Hancock school board discusses potential policy changes: Planning for an armed intruder

HANCOCK – It’s a sad fact of 21st century life that school officials have to plan for the possibility of a violent person entering school property, but officials with the Hancock Public Schools are continuing to adjust their policies for just such an incident.

At the work session for the Hancock Public School Board of Education Monday, Gordon G. Barkell Elementary School Principal Howard Parmentier told members he recently talked with the emergency coordinator at Virginia Polytechnic Institute and State University about their policy for locking down the campus in case of an armed or otherwise violent intruder.

“It was discovered we were about a year out of date with our policy,” he said.

After talking with the representative at Virginia Tech, Parmentier said he talked to Jack Dueweke, emergency measures coordinator for Houghton and Keweenaw counties about how to deal with a situation, which may require a lockdown of the school.

Parmentier said the policy of where students and staff should go in the event of an armed intruder has changed.
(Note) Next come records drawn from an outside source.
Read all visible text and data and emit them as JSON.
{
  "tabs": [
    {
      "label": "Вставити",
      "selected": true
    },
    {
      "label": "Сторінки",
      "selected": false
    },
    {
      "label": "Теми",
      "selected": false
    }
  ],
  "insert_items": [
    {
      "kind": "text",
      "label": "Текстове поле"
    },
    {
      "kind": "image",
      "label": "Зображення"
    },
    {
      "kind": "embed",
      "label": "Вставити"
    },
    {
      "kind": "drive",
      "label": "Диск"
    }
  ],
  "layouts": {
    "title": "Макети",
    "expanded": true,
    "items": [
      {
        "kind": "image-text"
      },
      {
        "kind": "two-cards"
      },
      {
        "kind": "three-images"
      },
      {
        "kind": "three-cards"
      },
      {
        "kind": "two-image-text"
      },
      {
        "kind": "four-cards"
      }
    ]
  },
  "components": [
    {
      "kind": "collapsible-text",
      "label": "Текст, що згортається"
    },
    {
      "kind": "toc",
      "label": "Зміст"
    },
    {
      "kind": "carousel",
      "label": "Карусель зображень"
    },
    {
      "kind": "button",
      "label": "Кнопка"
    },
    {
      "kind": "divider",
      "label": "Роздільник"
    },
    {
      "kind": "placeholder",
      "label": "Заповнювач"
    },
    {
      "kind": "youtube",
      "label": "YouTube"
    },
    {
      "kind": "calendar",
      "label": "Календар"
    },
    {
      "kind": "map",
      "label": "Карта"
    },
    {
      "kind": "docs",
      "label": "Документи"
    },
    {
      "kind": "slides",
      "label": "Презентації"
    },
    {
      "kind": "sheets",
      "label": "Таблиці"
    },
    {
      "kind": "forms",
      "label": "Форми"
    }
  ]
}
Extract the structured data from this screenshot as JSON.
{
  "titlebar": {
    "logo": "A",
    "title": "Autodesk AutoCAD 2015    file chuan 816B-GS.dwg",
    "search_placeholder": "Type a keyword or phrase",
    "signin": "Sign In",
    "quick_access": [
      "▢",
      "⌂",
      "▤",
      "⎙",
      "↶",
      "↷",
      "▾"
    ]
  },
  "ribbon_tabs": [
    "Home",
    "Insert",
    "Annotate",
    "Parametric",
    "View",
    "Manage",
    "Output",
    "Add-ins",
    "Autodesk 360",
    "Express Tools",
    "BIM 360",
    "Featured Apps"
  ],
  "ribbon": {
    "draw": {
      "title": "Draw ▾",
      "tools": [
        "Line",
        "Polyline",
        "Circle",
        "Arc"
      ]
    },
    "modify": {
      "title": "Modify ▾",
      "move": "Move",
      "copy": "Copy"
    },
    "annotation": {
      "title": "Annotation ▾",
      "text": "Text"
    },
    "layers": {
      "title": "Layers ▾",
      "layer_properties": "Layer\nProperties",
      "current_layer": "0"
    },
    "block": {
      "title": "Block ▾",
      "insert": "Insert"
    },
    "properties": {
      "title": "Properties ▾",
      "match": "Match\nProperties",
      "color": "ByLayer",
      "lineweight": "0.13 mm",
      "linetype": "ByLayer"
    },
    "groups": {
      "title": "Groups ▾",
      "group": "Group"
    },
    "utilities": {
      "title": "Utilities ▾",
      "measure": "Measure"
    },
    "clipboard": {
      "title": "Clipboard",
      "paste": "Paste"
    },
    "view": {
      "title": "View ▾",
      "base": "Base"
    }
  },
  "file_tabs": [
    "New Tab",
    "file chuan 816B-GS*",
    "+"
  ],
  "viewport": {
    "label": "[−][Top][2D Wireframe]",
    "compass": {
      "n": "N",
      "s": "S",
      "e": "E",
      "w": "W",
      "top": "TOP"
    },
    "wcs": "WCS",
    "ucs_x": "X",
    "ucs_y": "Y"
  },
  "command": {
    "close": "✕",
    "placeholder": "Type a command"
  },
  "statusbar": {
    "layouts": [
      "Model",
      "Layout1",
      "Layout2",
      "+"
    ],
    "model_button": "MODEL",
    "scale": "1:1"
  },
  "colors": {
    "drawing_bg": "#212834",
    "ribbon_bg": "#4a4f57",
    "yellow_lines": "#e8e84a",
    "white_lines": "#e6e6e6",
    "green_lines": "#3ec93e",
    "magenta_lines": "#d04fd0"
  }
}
They now will go to more easily controlled parts of the building, and they have worked out a plan for students to go to nearby Portage Health if they are able to leave the school building.

There are now walkie talkies in every room in case the school public address system can’t be used during an incident, Parmentier said.

Superintendent Monica Healy said the policy for an armed or violent intruder was updated at the middle and high schools two years ago, but they will have to be examined again.

“Those policies are already out of date,” she said.

She will meet with Dueweke, also, soon to possibly adjust the lock down policy for the middle and high schools, Healy said.

Board Secretary Chris Heikkinen asked Healy if the classroom doors are adequate to keep out an intruder, and she said they are.

“I have not heard that ours are not good,” she said.

In other business, the board members:

received from Healy the latest schedule of payments for the district deficit elimination plan.

“We are on target to be out of deficit by (the 2014-15 school year),” she said. “It’s not going to be easy.”

accepted the resignation of Paraprofessional Aide Josh Frantti, who got another job.